In a Composite (or Decorator) structure, Prototype uses a prototypical instance to create new Composite Component. Composite is a structural pattern where as Prototype is creational pattern. They are related to each other in a sense that Prototype only make sense in the context of a structural pattern like Composite or Decorator.
Command pattern is a behavioral pattern in GoF as it allows us to decouple between the Invoker (a.k.a. sender, an object that invokes an operation) and the Receiver (an object that receives the request to execute a certain operation).
Also known as an action or transaction pattern.
Getting traction is hard. In the Bullseye Framework, the outer ring is what's possible, the middle ring is what's probably, the inner ring is what's working. Getting traction is finding the inner ring.
There are 19 channels you can use to gain traction. According to Law of Shitty Clickthrough, all marketing strategies eventually result in shitty clickthrough rates. However, some may works well, others not so well. It's hard to predict which channel will work the best. Therefore, do not only consider those channels you're comfortable with.
Asking your potential customers to email someone they know with your product information is difficult. In order to provide an incentive for them to do so, you can promise a free gift to the one sending out the email to one of his/her friend. The friend who gets to know your product that his/her friend suggests, and the products mentioned in the email get promoted.
The all-win situation is a great way of marketing your product. Make sure your product is good enough so you won't let the sender down. Also, make sure the gift is worth the sender's effort while you minimize the work of composing the email for the sender to send out.
Use "mailto:" HTML tag to pre-compose the email, set the b.c.c. to yourself so you also get a copy every time the email gets sent out. Then, you process one email a time to deliver the gift to the sender.
Here's an real case example I just received using this approach:
Earlier last week, I was asked to implement an in-memory database similar to Redis (name-value pairs). This post is about code style, algorithmic performance, and thought process. For simplicity's sake, my program to the challenge will receive commands via stdin, and should write appropriate responses to stdout.
The word 'memento' refers to an object that is kept as a reminder or souvenir of a person or event.
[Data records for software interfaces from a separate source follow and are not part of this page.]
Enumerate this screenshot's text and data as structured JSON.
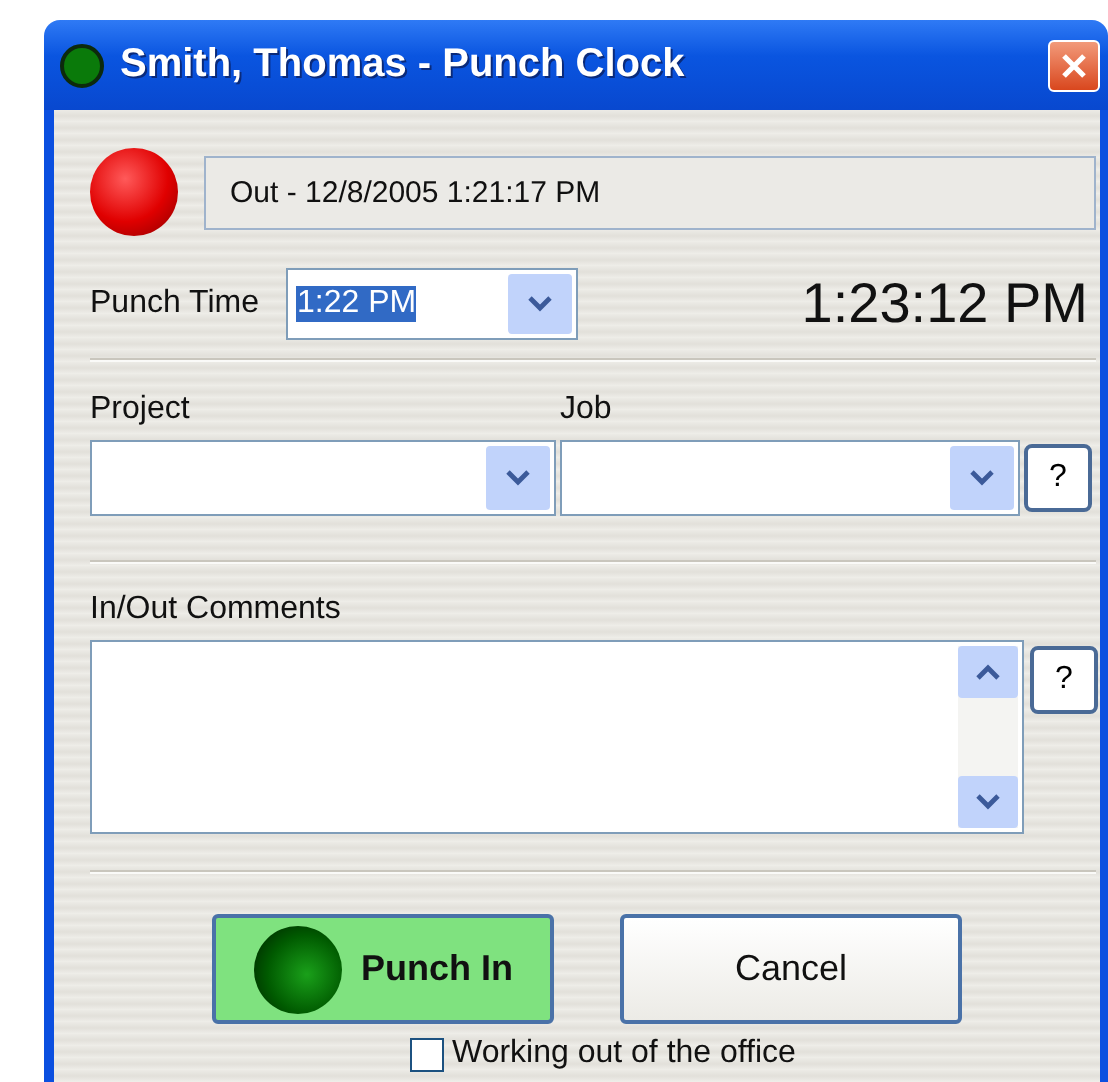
{
  "window": {
    "title": "Smith, Thomas - Punch Clock"
  },
  "status": {
    "punched_in": false,
    "text": "Out - 12/8/2005 1:21:17 PM"
  },
  "punch_time": {
    "label": "Punch Time",
    "value": "1:22 PM",
    "value_highlighted": true
  },
  "clock": "1:23:12 PM",
  "project": {
    "label": "Project"
  },
  "job": {
    "label": "Job",
    "help": "?"
  },
  "comments": {
    "label": "In/Out Comments",
    "help": "?"
  },
  "buttons": [
    {
      "kind": "punch",
      "label": "Punch In"
    },
    {
      "kind": "cancel",
      "label": "Cancel"
    }
  ],
  "working_out_of_office": {
    "label": "Working out of the office",
    "checked": false
  }
}
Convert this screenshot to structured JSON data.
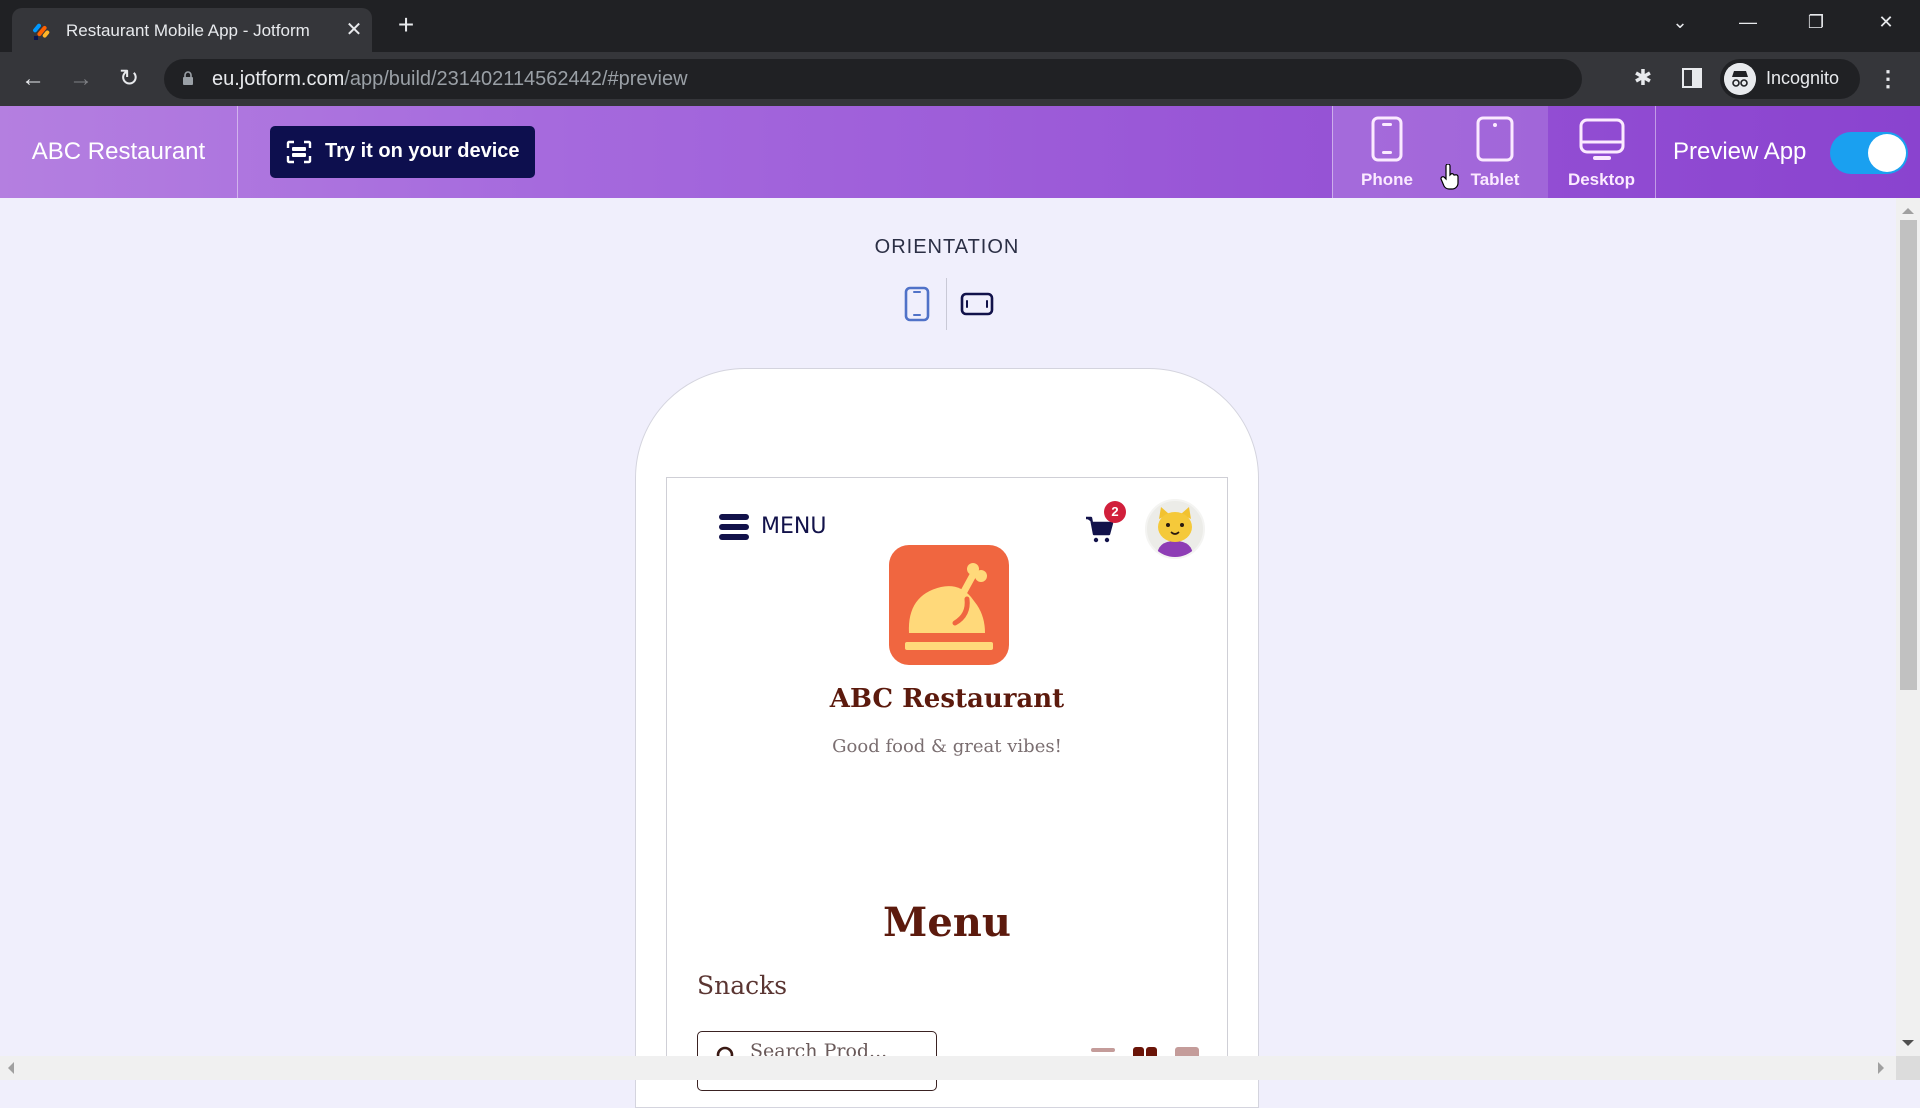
{
  "browser": {
    "tab_title": "Restaurant Mobile App - Jotform",
    "tab_close": "✕",
    "new_tab": "+",
    "url_host": "eu.jotform.com",
    "url_path": "/app/build/231402114562442/#preview",
    "profile_label": "Incognito",
    "window_controls": {
      "tab_search": "⌄",
      "minimize": "—",
      "restore": "❐",
      "close": "✕"
    },
    "nav": {
      "back": "←",
      "forward": "→",
      "reload": "↻"
    },
    "star": "☆",
    "extensions": "✱",
    "menu": "⋮"
  },
  "header": {
    "app_name": "ABC Restaurant",
    "try_button_label": "Try it on your device",
    "devices": [
      {
        "label": "Phone",
        "icon": "phone-icon",
        "selected": true
      },
      {
        "label": "Tablet",
        "icon": "tablet-icon",
        "selected": true
      },
      {
        "label": "Desktop",
        "icon": "desktop-icon",
        "selected": false
      }
    ],
    "preview_label": "Preview App",
    "preview_enabled": true,
    "colors": {
      "toggle_on": "#1aa0f0",
      "try_button_bg": "#0d0f4e",
      "header_start": "#b47fe0",
      "header_end": "#8a43cf"
    }
  },
  "orientation": {
    "label": "ORIENTATION",
    "selected": "portrait",
    "options": [
      "portrait",
      "landscape"
    ]
  },
  "app_preview": {
    "menu_label": "MENU",
    "cart_count": "2",
    "restaurant_name": "ABC Restaurant",
    "tagline": "Good food & great vibes!",
    "section_title": "Menu",
    "category": "Snacks",
    "search_placeholder": "Search Prod...",
    "view_modes": [
      "list",
      "grid-2",
      "grid-1"
    ],
    "selected_view": "grid-2",
    "colors": {
      "logo_bg": "#f06640",
      "logo_fg": "#ffd97a",
      "title": "#5c1a0d",
      "badge": "#d11f3b"
    }
  }
}
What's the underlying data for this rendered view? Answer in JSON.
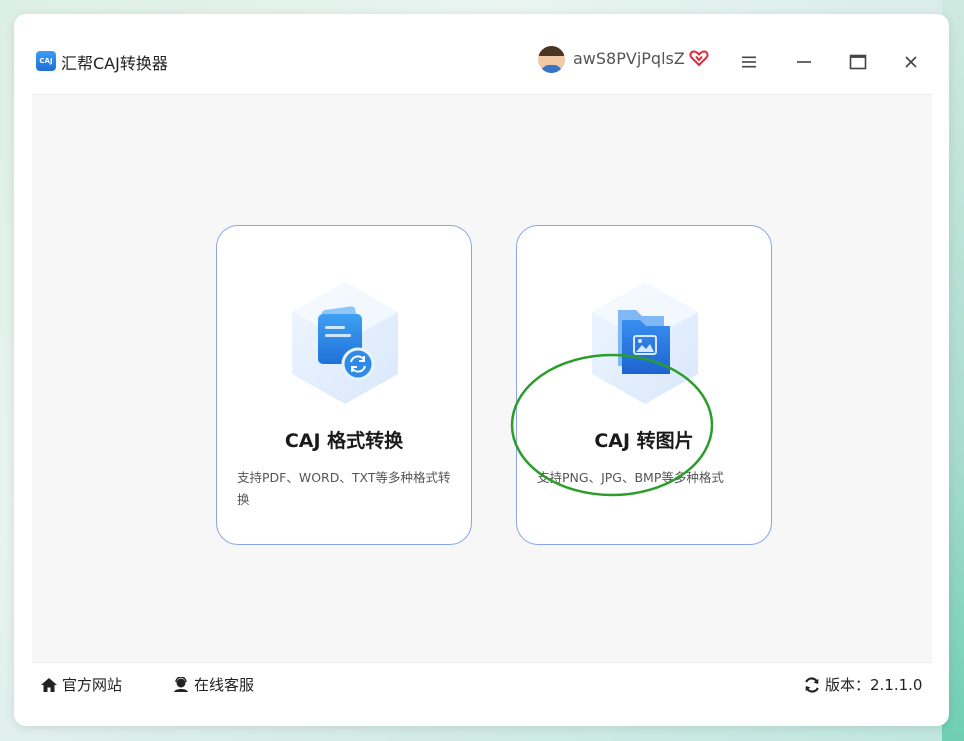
{
  "app": {
    "title": "汇帮CAJ转换器",
    "logo_text": "CAJ",
    "accent_color": "#1f6fd6"
  },
  "user": {
    "name": "awS8PVjPqlsZ",
    "vip_icon": "heart-vip-icon",
    "vip_color": "#e02a3c"
  },
  "window_controls": {
    "menu_icon": "hamburger-menu-icon",
    "minimize_icon": "minimize-icon",
    "maximize_icon": "maximize-icon",
    "close_icon": "close-icon"
  },
  "cards": [
    {
      "title": "CAJ 格式转换",
      "description": "支持PDF、WORD、TXT等多种格式转换",
      "icon": "document-convert-icon"
    },
    {
      "title": "CAJ 转图片",
      "description": "支持PNG、JPG、BMP等多种格式",
      "icon": "image-folder-icon"
    }
  ],
  "annotation": {
    "color": "#2a9d2a"
  },
  "footer": {
    "site_label": "官方网站",
    "service_label": "在线客服",
    "version_label": "版本：2.1.1.0"
  }
}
Memento pattern is a behavioral pattern in GoF, as it captures and externalizes an object's internal state. This allows the object to be restored to its previous state at a later time.
I come across a list of interview questions on the web for interviewing software engineers, or specifically, for coders.
What's the differences among a software engineer, a software developer, a programmer, and a coder?
It's arguable what constitutes a good developer. To me, it's the curiosity and the ability inside a developer to find and implement cost-effective software solutions that are easy to be extended by others. Knowing answers to the list below does not demonstrate the core ability of what I believe a good developer should have.
Coding ability is only partially relevant to become a good software developer. There are other factors like the ability to identify the problem, the ability to provide solution, and the ability to allow others to understand your thought process so that they can extend/maintain your code easiily.
Java Collection Framework (java.util.* package) is a unified architecture for representing and manipulating collections. This post is a quick note of my knowledge about Java Collection Framework that covers frequently used java data structure to store a group of elements and/or key-value pairs. In the java.util framework, there are two major camps - Collections & Map.
To illustrate, I use solid lines to denote 'extends', and dash lines to denote 'implements'. The way to use my note is to first go to the diagram looking for the specific class or interface, then read the brief blurb that'll remind you what the class or interface is about for the right data structure.